In the present article, a pultruded basalt fiber-reinforced polymer (BFRP) plate was thermally aged at 135 °C and 300 °C for 4 h, and the aged BFRPs were sequentially immersed in distilled water and strong alkaline solution (pH = 13.5) at 20, 40 and 60 °C for six months. The moisture uptake behaviors due to thermal aging were investigated. As found, thermal aging at 300 °C brought in many voids, and obvious degradation of the cross-linking density (ρ) of the epoxy matrix due to thermal decomposition. Further immersion in alkaline solution leads to additional cracks and more serious hydrolysis of the matrix. Aging at 135 °C causes post-curing of the resin matrix, but deteriorates the bonding behavior between fiber and resin matrix, which is indicated by the enhanced coefficient of diffusion (D) along fiber directions. Two-stage water diffusion model can describe the water uptake process for aged and un-aged BFRPs efficiently. D along and perpendicular to the fibers are determined theoretically and experimentally. Due to the cracks, voids as well as fiber debonding occurred in the thermal aged BFRPs, much increased Ds, lowered activation energy for diffusion and even mass loss (in high temperature alkaline solution) were found.

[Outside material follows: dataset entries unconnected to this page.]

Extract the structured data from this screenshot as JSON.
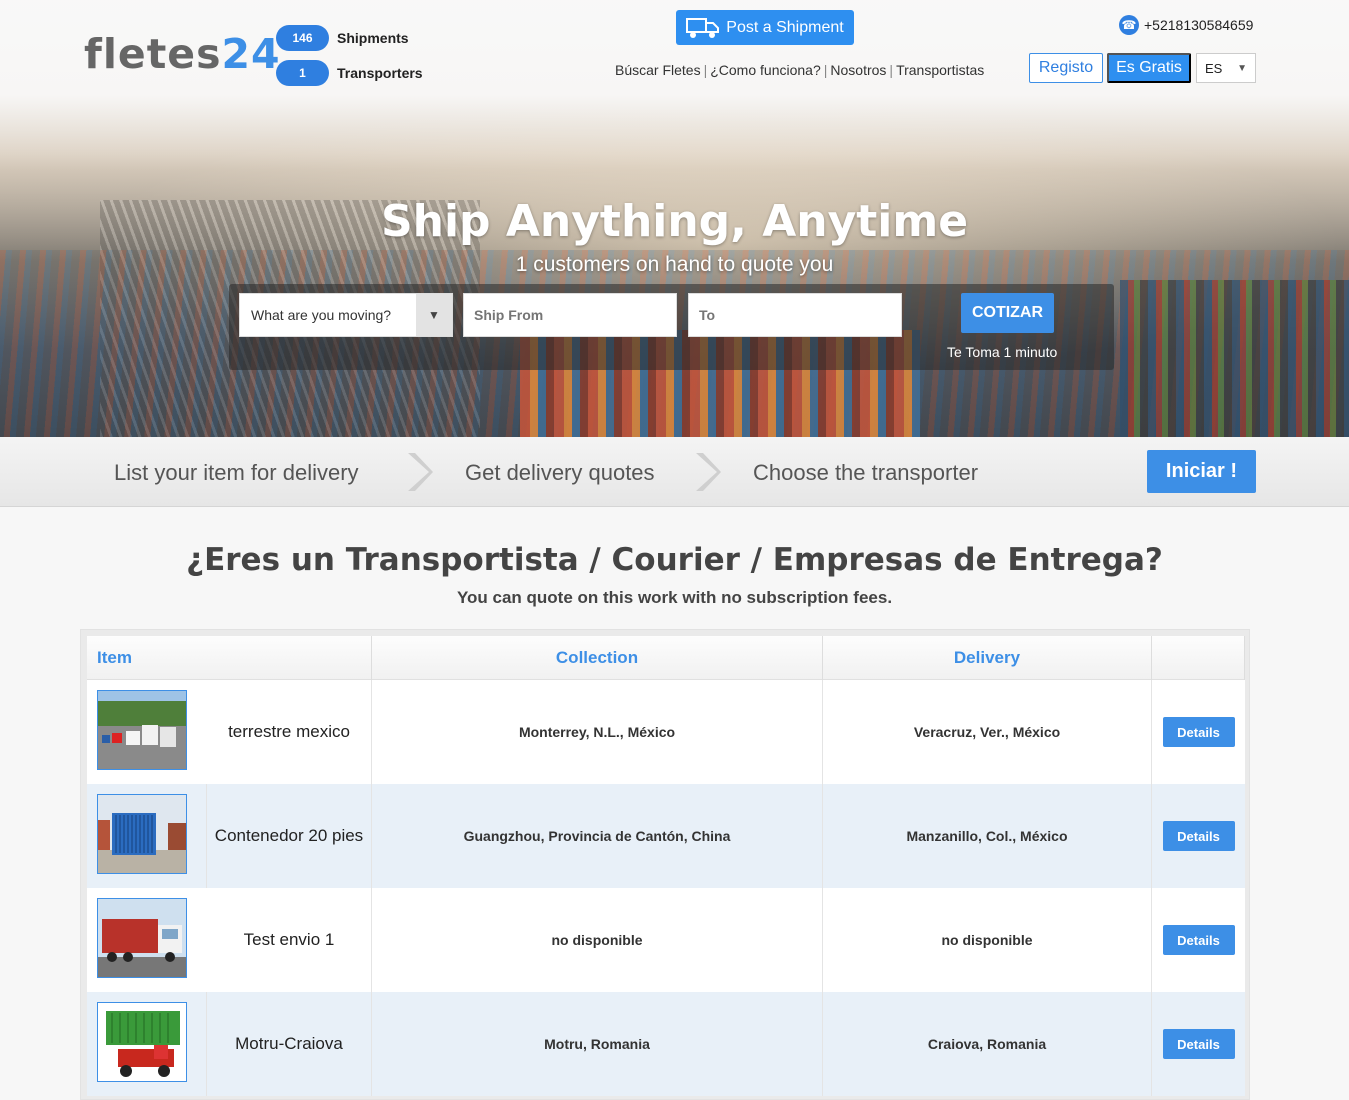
{
  "header": {
    "logo_part1": "fletes",
    "logo_part2": "24",
    "shipments_count": "146",
    "shipments_label": "Shipments",
    "transporters_count": "1",
    "transporters_label": "Transporters",
    "post_button": "Post a Shipment",
    "nav": [
      "Búscar Fletes",
      "¿Como funciona?",
      "Nosotros",
      "Transportistas"
    ],
    "phone": "+5218130584659",
    "registo": "Registo",
    "gratis": "Es Gratis",
    "lang": "ES"
  },
  "hero": {
    "title": "Ship Anything, Anytime",
    "subtitle": "1 customers on hand to quote you",
    "select_value": "What are you moving?",
    "from_placeholder": "Ship From",
    "to_placeholder": "To",
    "cotizar": "COTIZAR",
    "takes": "Te Toma 1 minuto"
  },
  "steps": {
    "step1": "List your item for delivery",
    "step2": "Get delivery quotes",
    "step3": "Choose the transporter",
    "iniciar": "Iniciar !"
  },
  "section": {
    "title": "¿Eres un Transportista / Courier / Empresas de Entrega?",
    "subtitle": "You can quote on this work with no subscription fees."
  },
  "table": {
    "headers": [
      "Item",
      "Collection",
      "Delivery"
    ],
    "details_label": "Details",
    "rows": [
      {
        "item": "terrestre mexico",
        "collection": "Monterrey, N.L., México",
        "delivery": "Veracruz, Ver., México"
      },
      {
        "item": "Contenedor 20 pies",
        "collection": "Guangzhou, Provincia de Cantón, China",
        "delivery": "Manzanillo, Col., México"
      },
      {
        "item": "Test envio 1",
        "collection": "no disponible",
        "delivery": "no disponible"
      },
      {
        "item": "Motru-Craiova",
        "collection": "Motru, Romania",
        "delivery": "Craiova, Romania"
      }
    ]
  },
  "colors": {
    "accent": "#3d8fe6",
    "pill": "#2f7fe0"
  }
}
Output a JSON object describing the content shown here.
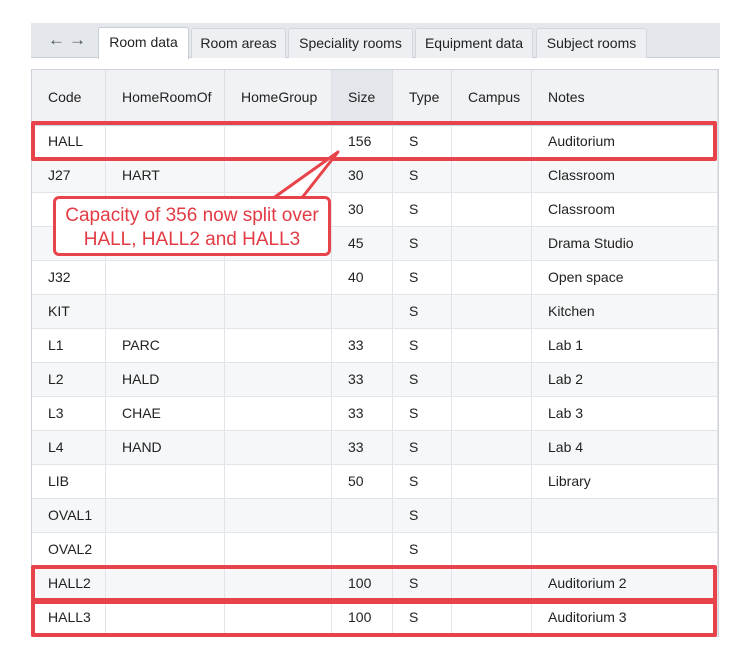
{
  "nav": {
    "back_icon": "←",
    "forward_icon": "→"
  },
  "tabs": [
    {
      "label": "Room data",
      "active": true
    },
    {
      "label": "Room areas",
      "active": false
    },
    {
      "label": "Speciality rooms",
      "active": false
    },
    {
      "label": "Equipment data",
      "active": false
    },
    {
      "label": "Subject rooms",
      "active": false
    }
  ],
  "table": {
    "headers": [
      "Code",
      "HomeRoomOf",
      "HomeGroup",
      "Size",
      "Type",
      "Campus",
      "Notes"
    ],
    "sorted_column": "Size",
    "rows": [
      [
        "HALL",
        "",
        "",
        "156",
        "S",
        "",
        "Auditorium"
      ],
      [
        "J27",
        "HART",
        "",
        "30",
        "S",
        "",
        "Classroom"
      ],
      [
        "",
        "",
        "",
        "30",
        "S",
        "",
        "Classroom"
      ],
      [
        "",
        "",
        "",
        "45",
        "S",
        "",
        "Drama Studio"
      ],
      [
        "J32",
        "",
        "",
        "40",
        "S",
        "",
        "Open space"
      ],
      [
        "KIT",
        "",
        "",
        "",
        "S",
        "",
        "Kitchen"
      ],
      [
        "L1",
        "PARC",
        "",
        "33",
        "S",
        "",
        "Lab 1"
      ],
      [
        "L2",
        "HALD",
        "",
        "33",
        "S",
        "",
        "Lab 2"
      ],
      [
        "L3",
        "CHAE",
        "",
        "33",
        "S",
        "",
        "Lab 3"
      ],
      [
        "L4",
        "HAND",
        "",
        "33",
        "S",
        "",
        "Lab 4"
      ],
      [
        "LIB",
        "",
        "",
        "50",
        "S",
        "",
        "Library"
      ],
      [
        "OVAL1",
        "",
        "",
        "",
        "S",
        "",
        ""
      ],
      [
        "OVAL2",
        "",
        "",
        "",
        "S",
        "",
        ""
      ],
      [
        "HALL2",
        "",
        "",
        "100",
        "S",
        "",
        "Auditorium 2"
      ],
      [
        "HALL3",
        "",
        "",
        "100",
        "S",
        "",
        "Auditorium 3"
      ]
    ]
  },
  "annotation": {
    "line1": "Capacity of 356 now split over",
    "line2": "HALL, HALL2 and HALL3"
  },
  "colors": {
    "highlight": "#e8434b",
    "annotation_text": "#e23b44"
  }
}
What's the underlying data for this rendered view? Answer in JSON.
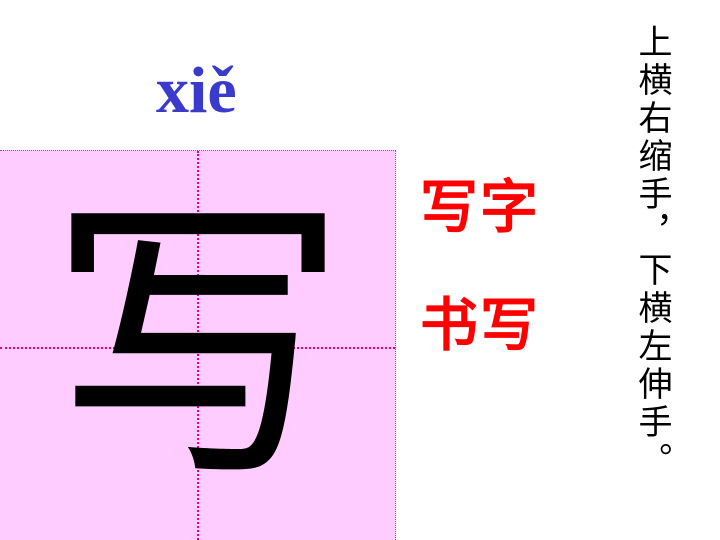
{
  "rhyme": {
    "text": "上横右缩手，下横左伸手。"
  },
  "pinyin": "xiě",
  "character": {
    "glyph": "写"
  },
  "words": [
    "写字",
    "书写"
  ],
  "colors": {
    "pinyin": "#3a3acc",
    "words": "#ff0000",
    "grid_background": "#ffccff",
    "grid_guides": "#e6007e"
  }
}
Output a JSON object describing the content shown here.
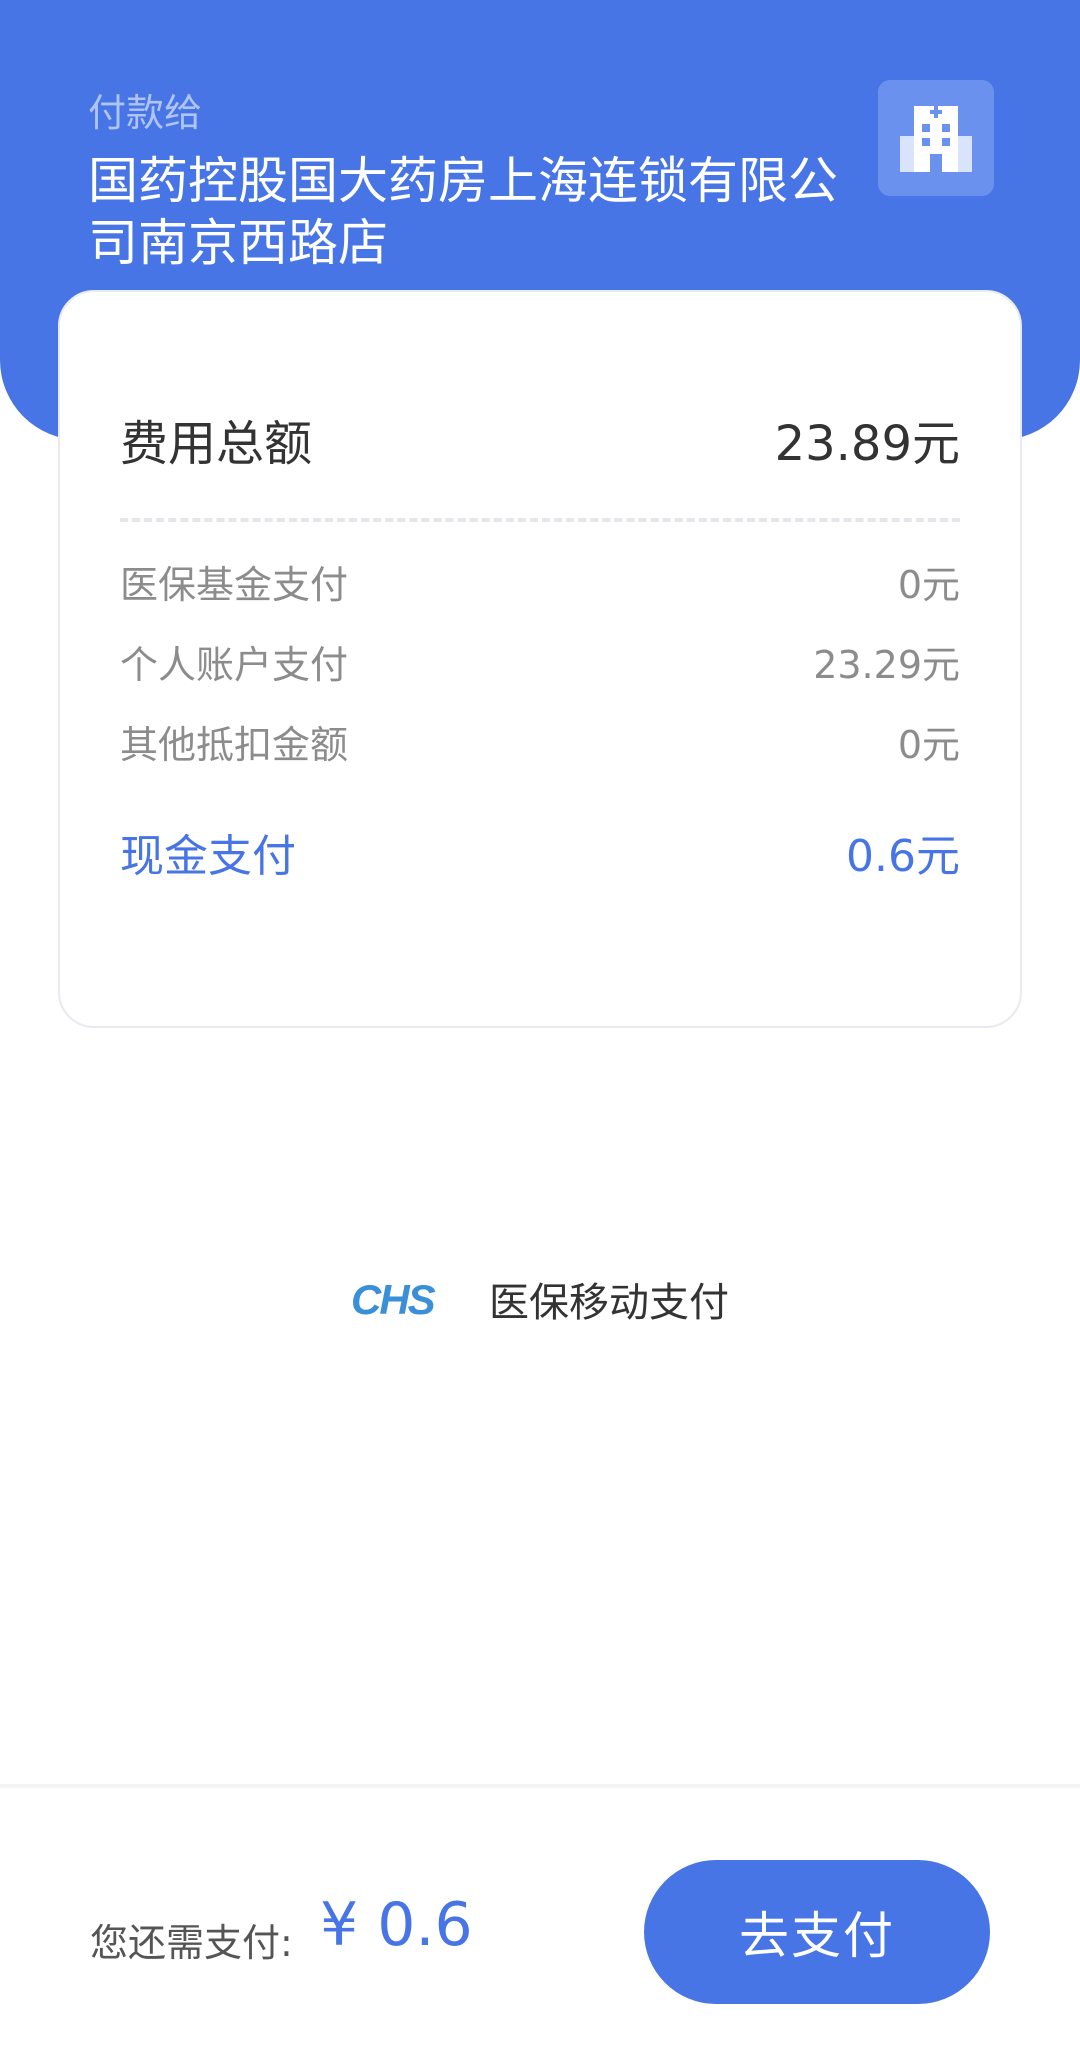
{
  "header": {
    "pay_to_label": "付款给",
    "merchant_name": "国药控股国大药房上海连锁有限公司南京西路店",
    "merchant_icon": "hospital-icon"
  },
  "summary": {
    "total_label": "费用总额",
    "total_value": "23.89元",
    "items": [
      {
        "label": "医保基金支付",
        "value": "0元"
      },
      {
        "label": "个人账户支付",
        "value": "23.29元"
      },
      {
        "label": "其他抵扣金额",
        "value": "0元"
      }
    ],
    "cash_label": "现金支付",
    "cash_value": "0.6元"
  },
  "brand": {
    "logo_text": "CHS",
    "caption": "医保移动支付"
  },
  "footer": {
    "remain_label": "您还需支付:",
    "remain_amount": "¥ 0.6",
    "pay_button": "去支付"
  },
  "colors": {
    "primary": "#4775E6",
    "logo_blue": "#3A8FD9"
  }
}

|Number of pages
|Polymer Degradation and Stability
|Early online date
|16 Sep 2014
|Published - 1 Dec 2014